*TASK DETAILS:*
Every line in the records below that holds "selected" must be identified and copied.

[Items from an interface collection]
┄┄┄┄┄┄
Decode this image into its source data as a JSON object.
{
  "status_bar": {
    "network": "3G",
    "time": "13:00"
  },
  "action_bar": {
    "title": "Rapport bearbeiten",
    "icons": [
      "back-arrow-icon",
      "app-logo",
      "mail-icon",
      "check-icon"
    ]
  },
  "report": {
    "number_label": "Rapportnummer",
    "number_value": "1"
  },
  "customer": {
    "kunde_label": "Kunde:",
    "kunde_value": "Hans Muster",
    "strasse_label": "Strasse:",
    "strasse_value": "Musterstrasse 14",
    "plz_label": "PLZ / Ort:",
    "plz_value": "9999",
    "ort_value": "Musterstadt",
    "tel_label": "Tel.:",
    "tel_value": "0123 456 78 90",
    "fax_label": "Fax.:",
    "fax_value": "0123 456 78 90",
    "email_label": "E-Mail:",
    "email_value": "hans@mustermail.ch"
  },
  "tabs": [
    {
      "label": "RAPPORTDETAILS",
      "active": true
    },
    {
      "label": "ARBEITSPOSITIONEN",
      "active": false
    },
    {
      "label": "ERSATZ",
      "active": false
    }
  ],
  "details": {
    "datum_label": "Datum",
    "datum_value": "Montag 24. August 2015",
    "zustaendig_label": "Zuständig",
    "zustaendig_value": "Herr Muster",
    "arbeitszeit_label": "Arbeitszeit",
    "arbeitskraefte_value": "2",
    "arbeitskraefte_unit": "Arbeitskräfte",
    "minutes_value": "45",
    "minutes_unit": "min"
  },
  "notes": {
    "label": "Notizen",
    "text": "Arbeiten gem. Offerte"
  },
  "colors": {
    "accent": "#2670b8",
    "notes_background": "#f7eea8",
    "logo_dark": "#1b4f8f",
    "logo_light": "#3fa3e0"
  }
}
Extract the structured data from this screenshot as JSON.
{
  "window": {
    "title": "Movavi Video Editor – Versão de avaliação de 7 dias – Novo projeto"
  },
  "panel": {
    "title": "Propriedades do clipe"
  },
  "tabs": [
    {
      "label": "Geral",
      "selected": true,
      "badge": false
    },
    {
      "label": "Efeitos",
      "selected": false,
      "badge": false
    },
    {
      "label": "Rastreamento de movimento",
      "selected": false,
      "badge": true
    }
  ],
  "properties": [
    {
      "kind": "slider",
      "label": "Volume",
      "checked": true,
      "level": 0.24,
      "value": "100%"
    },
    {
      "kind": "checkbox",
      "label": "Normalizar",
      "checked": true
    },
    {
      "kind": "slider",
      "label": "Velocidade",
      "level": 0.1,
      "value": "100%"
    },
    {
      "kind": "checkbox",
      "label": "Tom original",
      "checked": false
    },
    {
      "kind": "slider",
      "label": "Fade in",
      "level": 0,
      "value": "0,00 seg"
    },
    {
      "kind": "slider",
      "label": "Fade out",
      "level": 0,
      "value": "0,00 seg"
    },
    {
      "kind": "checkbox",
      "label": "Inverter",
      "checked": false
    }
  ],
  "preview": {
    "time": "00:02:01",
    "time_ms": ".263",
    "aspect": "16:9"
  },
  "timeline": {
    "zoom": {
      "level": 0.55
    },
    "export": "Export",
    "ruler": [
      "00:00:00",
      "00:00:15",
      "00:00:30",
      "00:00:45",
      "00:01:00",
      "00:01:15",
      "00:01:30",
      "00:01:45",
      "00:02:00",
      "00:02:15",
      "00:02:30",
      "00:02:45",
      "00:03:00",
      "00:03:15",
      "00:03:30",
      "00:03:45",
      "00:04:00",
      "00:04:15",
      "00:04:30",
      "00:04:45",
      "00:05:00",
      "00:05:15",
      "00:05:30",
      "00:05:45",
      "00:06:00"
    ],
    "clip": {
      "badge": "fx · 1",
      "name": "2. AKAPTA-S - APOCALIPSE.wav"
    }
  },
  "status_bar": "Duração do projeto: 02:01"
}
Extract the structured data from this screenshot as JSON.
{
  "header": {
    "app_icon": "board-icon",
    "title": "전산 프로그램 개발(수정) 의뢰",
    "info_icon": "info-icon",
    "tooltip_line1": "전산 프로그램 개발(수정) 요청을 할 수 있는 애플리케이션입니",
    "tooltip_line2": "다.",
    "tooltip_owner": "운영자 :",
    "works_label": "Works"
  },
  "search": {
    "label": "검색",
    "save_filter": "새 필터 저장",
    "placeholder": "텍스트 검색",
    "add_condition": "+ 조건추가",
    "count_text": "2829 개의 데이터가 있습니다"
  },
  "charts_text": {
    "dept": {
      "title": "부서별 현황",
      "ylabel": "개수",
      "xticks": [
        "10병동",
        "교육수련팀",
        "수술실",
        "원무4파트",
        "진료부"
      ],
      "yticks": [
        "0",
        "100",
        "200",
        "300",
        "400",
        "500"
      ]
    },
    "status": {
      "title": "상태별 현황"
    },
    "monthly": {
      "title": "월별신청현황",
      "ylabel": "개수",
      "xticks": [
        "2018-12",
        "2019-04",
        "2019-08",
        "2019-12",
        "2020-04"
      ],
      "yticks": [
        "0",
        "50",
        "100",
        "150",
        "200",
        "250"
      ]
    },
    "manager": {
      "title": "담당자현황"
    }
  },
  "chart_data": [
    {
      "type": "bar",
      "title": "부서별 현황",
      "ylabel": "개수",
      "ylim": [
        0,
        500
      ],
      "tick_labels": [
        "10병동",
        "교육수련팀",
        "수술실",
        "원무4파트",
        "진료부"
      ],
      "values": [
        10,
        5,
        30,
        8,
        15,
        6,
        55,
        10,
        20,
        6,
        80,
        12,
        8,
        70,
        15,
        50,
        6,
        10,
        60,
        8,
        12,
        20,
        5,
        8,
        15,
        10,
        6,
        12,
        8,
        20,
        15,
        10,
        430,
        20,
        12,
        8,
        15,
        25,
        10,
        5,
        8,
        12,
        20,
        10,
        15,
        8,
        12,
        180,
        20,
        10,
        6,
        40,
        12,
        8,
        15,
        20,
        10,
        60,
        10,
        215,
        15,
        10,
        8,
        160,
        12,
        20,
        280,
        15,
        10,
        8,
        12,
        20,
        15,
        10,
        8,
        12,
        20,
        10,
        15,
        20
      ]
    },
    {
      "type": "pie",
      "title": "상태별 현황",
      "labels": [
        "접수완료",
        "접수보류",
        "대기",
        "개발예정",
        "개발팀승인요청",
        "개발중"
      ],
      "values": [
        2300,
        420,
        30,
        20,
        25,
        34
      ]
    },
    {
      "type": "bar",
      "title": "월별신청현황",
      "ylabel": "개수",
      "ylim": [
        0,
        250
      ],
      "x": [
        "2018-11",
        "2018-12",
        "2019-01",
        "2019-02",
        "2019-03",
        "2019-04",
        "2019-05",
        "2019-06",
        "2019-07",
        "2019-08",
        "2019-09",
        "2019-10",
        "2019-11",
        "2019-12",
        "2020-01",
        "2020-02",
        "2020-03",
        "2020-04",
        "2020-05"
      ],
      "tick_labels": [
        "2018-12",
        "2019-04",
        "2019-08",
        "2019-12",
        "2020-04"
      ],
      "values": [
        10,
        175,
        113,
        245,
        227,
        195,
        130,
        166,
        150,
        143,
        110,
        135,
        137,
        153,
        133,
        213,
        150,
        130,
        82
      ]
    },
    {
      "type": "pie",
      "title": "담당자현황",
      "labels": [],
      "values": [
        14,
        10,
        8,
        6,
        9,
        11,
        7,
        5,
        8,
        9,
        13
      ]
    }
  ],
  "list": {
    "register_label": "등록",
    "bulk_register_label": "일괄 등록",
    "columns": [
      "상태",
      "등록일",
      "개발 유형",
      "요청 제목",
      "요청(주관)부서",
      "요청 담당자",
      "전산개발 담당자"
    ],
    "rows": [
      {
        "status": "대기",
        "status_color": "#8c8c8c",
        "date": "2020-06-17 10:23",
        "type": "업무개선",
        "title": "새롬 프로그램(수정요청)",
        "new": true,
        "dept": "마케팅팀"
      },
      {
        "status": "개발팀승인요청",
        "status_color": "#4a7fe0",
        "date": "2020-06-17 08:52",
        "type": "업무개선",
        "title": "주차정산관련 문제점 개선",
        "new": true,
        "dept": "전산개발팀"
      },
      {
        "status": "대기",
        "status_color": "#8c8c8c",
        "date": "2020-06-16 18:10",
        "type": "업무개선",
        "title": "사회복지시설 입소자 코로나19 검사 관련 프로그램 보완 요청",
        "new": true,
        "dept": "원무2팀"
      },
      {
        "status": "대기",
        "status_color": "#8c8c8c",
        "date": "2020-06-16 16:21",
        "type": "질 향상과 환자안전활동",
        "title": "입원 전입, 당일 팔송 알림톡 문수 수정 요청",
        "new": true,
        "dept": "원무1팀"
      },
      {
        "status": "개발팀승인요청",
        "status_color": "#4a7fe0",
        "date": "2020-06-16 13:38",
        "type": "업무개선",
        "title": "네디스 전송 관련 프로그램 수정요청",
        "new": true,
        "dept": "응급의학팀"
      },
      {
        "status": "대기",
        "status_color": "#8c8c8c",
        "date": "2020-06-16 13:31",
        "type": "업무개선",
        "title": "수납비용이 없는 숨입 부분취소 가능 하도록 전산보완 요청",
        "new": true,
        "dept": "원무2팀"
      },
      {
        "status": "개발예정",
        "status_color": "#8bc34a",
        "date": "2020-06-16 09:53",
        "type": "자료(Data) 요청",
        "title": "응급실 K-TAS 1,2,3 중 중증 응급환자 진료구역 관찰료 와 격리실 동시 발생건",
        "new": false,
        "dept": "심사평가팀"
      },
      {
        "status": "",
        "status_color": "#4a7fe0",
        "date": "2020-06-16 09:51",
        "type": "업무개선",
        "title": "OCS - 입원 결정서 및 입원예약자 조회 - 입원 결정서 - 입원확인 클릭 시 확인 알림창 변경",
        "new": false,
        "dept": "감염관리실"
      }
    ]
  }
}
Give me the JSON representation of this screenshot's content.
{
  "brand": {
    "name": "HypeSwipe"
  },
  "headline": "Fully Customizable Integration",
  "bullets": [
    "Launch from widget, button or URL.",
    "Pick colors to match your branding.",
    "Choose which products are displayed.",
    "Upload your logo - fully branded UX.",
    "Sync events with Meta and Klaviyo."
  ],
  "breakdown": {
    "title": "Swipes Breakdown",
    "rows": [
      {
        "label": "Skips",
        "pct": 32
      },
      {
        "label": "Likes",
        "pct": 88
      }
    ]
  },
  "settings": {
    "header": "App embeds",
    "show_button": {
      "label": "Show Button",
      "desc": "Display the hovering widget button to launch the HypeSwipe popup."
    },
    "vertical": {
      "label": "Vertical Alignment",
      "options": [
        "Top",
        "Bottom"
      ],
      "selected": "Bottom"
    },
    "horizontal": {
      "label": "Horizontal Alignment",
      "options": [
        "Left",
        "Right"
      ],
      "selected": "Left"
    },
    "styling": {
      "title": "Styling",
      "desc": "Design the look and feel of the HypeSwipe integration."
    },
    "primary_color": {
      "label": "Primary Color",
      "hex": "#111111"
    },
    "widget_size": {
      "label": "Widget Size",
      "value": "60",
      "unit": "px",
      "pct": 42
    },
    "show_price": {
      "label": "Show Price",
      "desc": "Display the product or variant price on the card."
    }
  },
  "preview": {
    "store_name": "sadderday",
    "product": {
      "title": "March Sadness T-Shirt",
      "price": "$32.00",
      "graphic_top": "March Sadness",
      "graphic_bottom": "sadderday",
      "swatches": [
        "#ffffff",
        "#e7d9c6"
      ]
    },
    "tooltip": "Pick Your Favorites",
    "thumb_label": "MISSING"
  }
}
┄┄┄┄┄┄
*ANSWER:*
      "selected": true,
      "selected": false,
      "selected": false,
      "selected": "Bottom"
      "selected": "Left"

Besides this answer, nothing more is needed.